-Clear priorities and awareness at headquarters
-Making Spain’s development strategy known in the field – beyond ODA
-Policy co-ordination mechanisms to resolve conflicts or inconsistencies
-New institutional mechanisms for policy coherence
-The need to ensure sub-national policies respect coherence with Spain’s development goals
-Progress in monitoring, analysing and reporting policy coherence for development
-Strengthening links between reporting and policy responses
-Improving monitoring to enhance transparency
-Using whole-of-government approaches
-More progress needed in inter-ministerial co-operation on fragile states
-Looking forward: the "beyond aid" agenda for the whole Spanish government
-Future considerations
Chapter 3. Aid volume, channels and allocations
-Progress since the last peer review
-A quantum leap truncated by a severe economic crisis
-The need for more transparency over Spain’s channels for partner countries
-An increase in allocations to least developed countries and Africa
-The need for geographic concentration
-Visible commitment to multilateralism and a selective approach
-Lessons from Spain’s participation in the MDG Achievement Fund
-Efforts to reduce sectors and prioritise cross-cutting issues
-A new funding structure to improve the quality of Spain’s development co-operation
-Future considerations
Chapter 4. Organisation and management
-Progress since the last peer review
-A stronger institutional structure for development co-operation
-How can co-ordination be improved?
-Good practice in cross-ministry co-ordination: multilateral aid and debt swaps
-Tools for better results
-Creating an evaluation culture
-The need for more policy-level impact evaluations
-Matching evaluation resource increases with capacity
-Allocating resources strategically
-Clearer human resource policies and greater staff empowerment
-Ensuring new corporate systems support change management
-NGOs: funding instruments need to be a function of policy
-Future considerations
Chapter 5. Aid effectiveness and results
-Progress in implementing the recommendations of the last peer review
-All the ingredients for effective aid: a policy, institutions, and a financial framework
-From commitment to practice
-Aid effectiveness beyond the Ministry of Foreign Affairs and Co-operation
-Progress on ownership
-Building capacity that lasts
-Making aid more predictable
-The urgent need for progress in untying aid
-Harmonising work with other donors
-Doing more to manage for development results and improve accountability
-Assessing the risks of co-operation in fragile states

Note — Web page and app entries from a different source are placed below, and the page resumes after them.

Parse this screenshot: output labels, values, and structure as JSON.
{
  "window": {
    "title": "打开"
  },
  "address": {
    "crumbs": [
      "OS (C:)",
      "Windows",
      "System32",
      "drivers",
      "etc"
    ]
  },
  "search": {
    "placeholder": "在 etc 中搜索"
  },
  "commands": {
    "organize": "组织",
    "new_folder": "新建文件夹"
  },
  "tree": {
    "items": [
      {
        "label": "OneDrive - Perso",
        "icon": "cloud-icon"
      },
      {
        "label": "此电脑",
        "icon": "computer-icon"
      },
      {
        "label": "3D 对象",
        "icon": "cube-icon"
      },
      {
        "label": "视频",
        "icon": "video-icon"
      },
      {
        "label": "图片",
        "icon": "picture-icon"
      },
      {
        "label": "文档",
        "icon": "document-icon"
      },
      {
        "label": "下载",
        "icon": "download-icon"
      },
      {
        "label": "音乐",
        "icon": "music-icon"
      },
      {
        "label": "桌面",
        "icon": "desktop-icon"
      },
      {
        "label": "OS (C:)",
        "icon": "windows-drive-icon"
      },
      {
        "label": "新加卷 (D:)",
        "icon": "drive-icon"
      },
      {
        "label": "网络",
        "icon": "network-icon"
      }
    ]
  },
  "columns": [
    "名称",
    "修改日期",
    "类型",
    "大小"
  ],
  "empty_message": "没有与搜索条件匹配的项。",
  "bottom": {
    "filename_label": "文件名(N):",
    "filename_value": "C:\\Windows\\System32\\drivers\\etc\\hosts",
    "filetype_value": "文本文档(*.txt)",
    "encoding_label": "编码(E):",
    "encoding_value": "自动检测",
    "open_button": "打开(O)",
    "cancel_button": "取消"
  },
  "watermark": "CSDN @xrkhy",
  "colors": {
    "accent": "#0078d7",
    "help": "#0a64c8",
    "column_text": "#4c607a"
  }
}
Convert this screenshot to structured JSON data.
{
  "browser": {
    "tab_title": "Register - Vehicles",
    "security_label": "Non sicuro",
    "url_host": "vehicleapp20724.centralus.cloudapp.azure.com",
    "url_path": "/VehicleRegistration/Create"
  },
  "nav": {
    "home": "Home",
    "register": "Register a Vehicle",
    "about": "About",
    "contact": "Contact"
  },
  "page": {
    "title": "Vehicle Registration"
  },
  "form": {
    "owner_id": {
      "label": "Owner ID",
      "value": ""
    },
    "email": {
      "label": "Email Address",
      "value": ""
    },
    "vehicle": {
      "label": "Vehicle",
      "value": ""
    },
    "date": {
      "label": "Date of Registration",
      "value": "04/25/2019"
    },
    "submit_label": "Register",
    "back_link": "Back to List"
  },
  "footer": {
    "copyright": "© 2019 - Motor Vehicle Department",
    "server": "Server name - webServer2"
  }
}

-Future considerations
Chapter 6. Humanitarian assistance
-Good progress in implementing the recommendations of the previous peer review
-A coherent results-focused framework for humanitarian programming

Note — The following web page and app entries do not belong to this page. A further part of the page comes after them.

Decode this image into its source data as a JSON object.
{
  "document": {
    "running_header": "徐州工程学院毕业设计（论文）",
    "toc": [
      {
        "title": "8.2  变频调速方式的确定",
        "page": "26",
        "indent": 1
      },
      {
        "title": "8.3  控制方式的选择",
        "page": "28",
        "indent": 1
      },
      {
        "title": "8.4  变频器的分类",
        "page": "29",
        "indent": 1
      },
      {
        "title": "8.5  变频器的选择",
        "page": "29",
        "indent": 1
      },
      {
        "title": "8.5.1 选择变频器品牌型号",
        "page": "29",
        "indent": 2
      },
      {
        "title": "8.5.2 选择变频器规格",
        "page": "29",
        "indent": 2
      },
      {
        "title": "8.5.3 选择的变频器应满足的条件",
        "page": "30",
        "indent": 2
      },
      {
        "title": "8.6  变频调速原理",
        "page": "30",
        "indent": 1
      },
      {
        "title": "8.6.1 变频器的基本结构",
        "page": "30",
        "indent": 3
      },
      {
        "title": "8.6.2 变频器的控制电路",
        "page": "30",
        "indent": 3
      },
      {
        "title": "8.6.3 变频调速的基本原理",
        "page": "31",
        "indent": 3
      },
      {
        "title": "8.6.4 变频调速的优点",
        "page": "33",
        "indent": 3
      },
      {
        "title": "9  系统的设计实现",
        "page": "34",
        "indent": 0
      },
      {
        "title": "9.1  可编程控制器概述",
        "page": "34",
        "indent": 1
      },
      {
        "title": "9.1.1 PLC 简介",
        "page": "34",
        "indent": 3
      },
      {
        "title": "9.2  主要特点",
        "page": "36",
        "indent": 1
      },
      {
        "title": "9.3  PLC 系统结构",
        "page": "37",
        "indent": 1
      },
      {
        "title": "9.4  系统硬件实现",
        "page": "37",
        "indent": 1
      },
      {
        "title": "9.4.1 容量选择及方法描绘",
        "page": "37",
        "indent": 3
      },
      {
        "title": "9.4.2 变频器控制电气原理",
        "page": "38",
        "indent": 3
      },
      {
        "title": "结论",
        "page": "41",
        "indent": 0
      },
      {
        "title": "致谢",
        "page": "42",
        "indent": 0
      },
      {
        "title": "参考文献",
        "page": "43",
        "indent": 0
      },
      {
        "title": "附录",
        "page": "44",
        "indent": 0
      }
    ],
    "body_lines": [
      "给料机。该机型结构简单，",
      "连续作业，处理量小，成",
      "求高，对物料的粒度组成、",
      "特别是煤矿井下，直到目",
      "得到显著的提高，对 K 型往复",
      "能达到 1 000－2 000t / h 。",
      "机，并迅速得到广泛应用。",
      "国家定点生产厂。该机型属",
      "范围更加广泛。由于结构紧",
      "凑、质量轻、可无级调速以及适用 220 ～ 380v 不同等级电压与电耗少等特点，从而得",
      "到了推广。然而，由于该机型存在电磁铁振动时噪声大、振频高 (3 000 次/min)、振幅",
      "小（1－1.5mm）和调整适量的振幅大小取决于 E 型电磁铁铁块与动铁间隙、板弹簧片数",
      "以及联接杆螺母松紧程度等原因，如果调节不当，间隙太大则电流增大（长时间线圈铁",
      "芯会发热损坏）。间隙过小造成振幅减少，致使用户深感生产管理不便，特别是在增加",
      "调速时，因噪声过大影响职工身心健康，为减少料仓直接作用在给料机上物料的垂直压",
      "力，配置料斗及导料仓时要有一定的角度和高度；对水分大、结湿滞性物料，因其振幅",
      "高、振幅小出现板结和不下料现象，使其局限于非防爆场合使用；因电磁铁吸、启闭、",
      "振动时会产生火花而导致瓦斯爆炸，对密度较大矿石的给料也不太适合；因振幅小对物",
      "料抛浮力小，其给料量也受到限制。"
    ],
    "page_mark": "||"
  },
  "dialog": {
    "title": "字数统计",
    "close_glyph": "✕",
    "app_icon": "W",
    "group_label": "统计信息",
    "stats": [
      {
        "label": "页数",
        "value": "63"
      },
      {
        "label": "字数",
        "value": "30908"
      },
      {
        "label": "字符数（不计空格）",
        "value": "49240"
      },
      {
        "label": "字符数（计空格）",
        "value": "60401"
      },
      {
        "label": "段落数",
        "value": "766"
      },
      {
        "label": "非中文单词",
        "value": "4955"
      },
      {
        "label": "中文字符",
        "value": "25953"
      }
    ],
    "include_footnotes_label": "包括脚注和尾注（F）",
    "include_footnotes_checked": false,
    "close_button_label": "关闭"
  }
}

-Innovative approaches to supporting recovery
-Disaster risk reduction programming is growing
-Strong political support has led to high levels of risk tolerance, but also exposure
-An active and responsive donor
-Continuing Spain’s useful work to consolidate its partner portfolio
-Supporting co-ordination and encouraging new donors
-Criteria for funding decisions
-Spain: a leader in rapid response
-Operational mechanisms
-Monitoring for impact rather than control
-Ensuring coherence among Spanish actors
-Building staff skills to support "hands on" delivery
-Future considerations
Annex A. Progress since the 2007 DAC peer review recommendations
Annex B. OECD/DAC standard suite of tables
Annex C. Field visit to Bolivia
Bibliography